Once Were Warriors’ Toot lives in a car huffing solvents. The Hekes’ middle son Boogie ends up in a juvenile detention centre, older brother Nig becomes a patched gang member, while their sister Grace takes her own life after being raped.

But there’s a small glimmer of hope the two youngest children will escape the omnipresence of violence in their family home when Beth finally leaves Jake.

Despite the small world of the film, a report released by child advocacy service Parentline in 1994 showed child abuse was not isolated to any one socio-economic or ethnic group.

The Waikato-based agency said it saw families from every section of the community and of the 366 children aged up to 14 years old it was involved with, 78 per cent were white.

It reported a three-fold increase in phone calls for help in the 10 years that followed, with 12,253 made in 1994 – 68 per cent by children.

Three years later in 1997, Child, Youth and Family, now Oranga Tamariki, dealt with more than 5000 children suffering from serious abuse or neglect.

Then-Children’s Commissioner Roger McClay said at the time that “the level of proven serious physical, sexual and emotional abuse and neglect of New Zealand children reveals a sorry, shameful situation”.

One of the big differences, between then and now was the effect of methamphetamine or “P” on families, Parentline’s chief executive officer Sue Hardley said.

“For many kids this means that they are officially or unofficially being brought up by extended family, including grandparents,” she said.

“This impacts hugely on children which then affects their behaviours, their schooling … children are often traumatised from very young which has ongoing repercussions.”

Another difference is that in 1994, mothers were listed as the main perpetrator of violence against children, however, in 2019 that switched to men known to the abused child – often their father or father figure, Hardley said.

The ethnicity of children coming into contact with the service has also changed to more than 50 per cent Māori, 37 per cent NZ European and around 1.3 per cent Pasifika or Asian.

Hardley said data was collected and reported more accurately now and attributed developments such as the 0800 FOR OUR KIDS phoneline with an increase in reported incidents of family violence.

Figures released to Stuff under the Official Information Act showed that from April 2017 and March 2018, Oranga Tamariki recorded 13,966 findings of abuse, against 11,519 children.

While the numbers remain high, they were down from the 14,802 findings of abuse recorded at the end of the 2016 financial year.

In the same period, more than 7000 children were recorded as being emotionally abused, 1000 as being sexually abused and more than 3000 as being neglected.

Presented with the figures, Children’s Commissioner Judge Andrew Becroft called the numbers a sad insight.

“It presents a national and enduring shame that we should never accept in New Zealand, we are better than that.
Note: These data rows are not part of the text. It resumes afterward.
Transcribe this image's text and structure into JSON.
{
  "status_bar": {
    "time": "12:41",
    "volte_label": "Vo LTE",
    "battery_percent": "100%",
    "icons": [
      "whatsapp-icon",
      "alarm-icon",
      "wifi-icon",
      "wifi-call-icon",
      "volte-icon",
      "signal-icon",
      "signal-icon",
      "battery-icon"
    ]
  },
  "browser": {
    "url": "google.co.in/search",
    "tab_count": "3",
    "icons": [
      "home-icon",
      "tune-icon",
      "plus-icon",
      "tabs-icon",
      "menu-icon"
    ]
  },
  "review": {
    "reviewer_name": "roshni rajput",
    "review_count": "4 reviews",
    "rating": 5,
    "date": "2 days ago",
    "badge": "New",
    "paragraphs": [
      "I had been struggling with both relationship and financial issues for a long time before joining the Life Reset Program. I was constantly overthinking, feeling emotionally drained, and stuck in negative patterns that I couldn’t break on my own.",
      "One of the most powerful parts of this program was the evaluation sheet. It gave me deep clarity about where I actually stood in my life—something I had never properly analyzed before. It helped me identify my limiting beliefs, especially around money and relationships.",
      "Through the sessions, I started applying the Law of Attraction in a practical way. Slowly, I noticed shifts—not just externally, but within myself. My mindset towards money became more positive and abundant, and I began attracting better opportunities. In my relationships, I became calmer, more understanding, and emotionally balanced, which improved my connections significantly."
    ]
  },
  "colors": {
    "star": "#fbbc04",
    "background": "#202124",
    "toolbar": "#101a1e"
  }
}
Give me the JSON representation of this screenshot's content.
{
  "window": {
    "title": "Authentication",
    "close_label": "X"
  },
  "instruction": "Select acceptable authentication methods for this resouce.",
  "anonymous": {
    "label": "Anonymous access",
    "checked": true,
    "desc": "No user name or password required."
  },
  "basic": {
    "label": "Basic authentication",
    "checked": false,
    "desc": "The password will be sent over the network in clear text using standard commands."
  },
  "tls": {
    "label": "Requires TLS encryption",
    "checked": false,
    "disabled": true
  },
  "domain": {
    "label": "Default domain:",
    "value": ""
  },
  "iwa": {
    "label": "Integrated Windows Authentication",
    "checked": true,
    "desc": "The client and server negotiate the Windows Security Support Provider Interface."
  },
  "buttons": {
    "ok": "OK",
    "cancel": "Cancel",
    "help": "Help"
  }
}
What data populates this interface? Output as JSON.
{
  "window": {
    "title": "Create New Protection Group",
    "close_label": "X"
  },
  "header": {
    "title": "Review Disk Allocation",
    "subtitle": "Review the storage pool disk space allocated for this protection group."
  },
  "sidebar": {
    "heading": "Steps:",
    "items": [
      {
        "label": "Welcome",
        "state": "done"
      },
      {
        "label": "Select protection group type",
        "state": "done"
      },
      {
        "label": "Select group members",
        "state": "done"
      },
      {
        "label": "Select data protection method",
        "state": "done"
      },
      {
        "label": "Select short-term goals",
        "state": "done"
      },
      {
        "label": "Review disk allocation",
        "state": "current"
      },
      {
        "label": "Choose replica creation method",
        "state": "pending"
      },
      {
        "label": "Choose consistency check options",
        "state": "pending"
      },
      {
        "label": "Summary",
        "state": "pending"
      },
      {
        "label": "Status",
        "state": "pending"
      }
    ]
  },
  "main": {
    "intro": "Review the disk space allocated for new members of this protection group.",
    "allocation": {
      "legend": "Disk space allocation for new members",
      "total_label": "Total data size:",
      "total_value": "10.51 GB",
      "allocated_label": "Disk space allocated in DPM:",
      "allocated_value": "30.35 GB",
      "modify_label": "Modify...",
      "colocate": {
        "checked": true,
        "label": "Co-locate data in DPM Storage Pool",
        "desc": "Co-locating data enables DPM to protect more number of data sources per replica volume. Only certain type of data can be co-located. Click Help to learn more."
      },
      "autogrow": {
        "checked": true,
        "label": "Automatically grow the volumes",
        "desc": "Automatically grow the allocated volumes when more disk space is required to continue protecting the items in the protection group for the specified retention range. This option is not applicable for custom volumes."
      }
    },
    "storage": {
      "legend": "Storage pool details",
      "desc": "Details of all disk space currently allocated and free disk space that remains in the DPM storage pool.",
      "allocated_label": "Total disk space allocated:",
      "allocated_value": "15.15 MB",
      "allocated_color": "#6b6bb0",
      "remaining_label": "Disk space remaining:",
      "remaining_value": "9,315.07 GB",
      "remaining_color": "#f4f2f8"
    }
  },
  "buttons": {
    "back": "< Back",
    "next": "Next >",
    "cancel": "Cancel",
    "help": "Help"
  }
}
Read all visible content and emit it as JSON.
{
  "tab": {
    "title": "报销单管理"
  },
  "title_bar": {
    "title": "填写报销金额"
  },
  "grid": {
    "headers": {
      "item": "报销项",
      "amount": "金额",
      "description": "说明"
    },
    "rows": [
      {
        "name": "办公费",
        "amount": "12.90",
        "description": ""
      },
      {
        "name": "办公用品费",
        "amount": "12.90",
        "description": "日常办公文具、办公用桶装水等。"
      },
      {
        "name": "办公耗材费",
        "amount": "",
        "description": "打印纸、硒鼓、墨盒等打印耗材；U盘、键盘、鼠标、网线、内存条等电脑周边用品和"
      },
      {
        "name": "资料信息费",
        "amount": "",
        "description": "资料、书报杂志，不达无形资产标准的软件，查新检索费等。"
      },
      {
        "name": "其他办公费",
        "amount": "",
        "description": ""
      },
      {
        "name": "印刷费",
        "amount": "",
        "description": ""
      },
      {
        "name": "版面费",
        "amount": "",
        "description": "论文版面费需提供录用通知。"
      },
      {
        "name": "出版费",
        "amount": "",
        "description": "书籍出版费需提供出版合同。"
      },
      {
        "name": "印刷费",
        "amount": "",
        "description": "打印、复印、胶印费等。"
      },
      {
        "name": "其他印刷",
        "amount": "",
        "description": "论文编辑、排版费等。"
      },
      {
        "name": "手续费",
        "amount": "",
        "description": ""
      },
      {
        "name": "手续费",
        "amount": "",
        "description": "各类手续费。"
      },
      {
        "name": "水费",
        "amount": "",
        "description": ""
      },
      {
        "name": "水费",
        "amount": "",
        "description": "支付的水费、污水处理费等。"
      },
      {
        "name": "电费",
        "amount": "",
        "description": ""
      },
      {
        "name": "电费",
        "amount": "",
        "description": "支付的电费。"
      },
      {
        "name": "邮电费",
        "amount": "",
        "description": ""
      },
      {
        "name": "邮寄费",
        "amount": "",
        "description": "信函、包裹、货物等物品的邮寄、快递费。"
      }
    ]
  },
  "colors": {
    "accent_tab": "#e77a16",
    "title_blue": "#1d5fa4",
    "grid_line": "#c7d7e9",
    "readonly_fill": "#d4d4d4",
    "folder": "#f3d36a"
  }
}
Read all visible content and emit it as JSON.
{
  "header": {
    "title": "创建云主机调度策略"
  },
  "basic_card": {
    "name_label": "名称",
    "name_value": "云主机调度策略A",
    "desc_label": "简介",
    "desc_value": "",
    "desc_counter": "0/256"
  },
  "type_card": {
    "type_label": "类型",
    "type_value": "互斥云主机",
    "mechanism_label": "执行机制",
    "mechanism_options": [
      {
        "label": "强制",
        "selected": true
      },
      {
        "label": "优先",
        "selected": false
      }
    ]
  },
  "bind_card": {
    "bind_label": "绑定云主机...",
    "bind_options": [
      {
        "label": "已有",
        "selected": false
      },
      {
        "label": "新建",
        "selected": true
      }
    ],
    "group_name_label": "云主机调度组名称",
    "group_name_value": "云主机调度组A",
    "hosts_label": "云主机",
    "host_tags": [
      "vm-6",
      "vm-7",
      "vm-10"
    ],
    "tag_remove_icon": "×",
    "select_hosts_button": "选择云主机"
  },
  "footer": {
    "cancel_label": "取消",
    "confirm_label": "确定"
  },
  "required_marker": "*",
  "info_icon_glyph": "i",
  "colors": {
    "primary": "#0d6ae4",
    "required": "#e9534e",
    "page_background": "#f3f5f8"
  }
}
It is profoundly unacceptable.”


Author Alan Duff has said he wouldn’t write the book againbecause Māoridom has progressed beyond Jake “the Muss”. But has New Zealand?

The experts and the statistics paint a muddy picture; thousands of children are in state care, rates of domestic abuse are among the worst in the world and New Zealanders are still very good at abusing alcohol and drugs. One thing that remains the same is that poverty is still a major factor behind these wider problems.

So after 25 years, it appears New Zealand’s problems are the same, but just slightly different.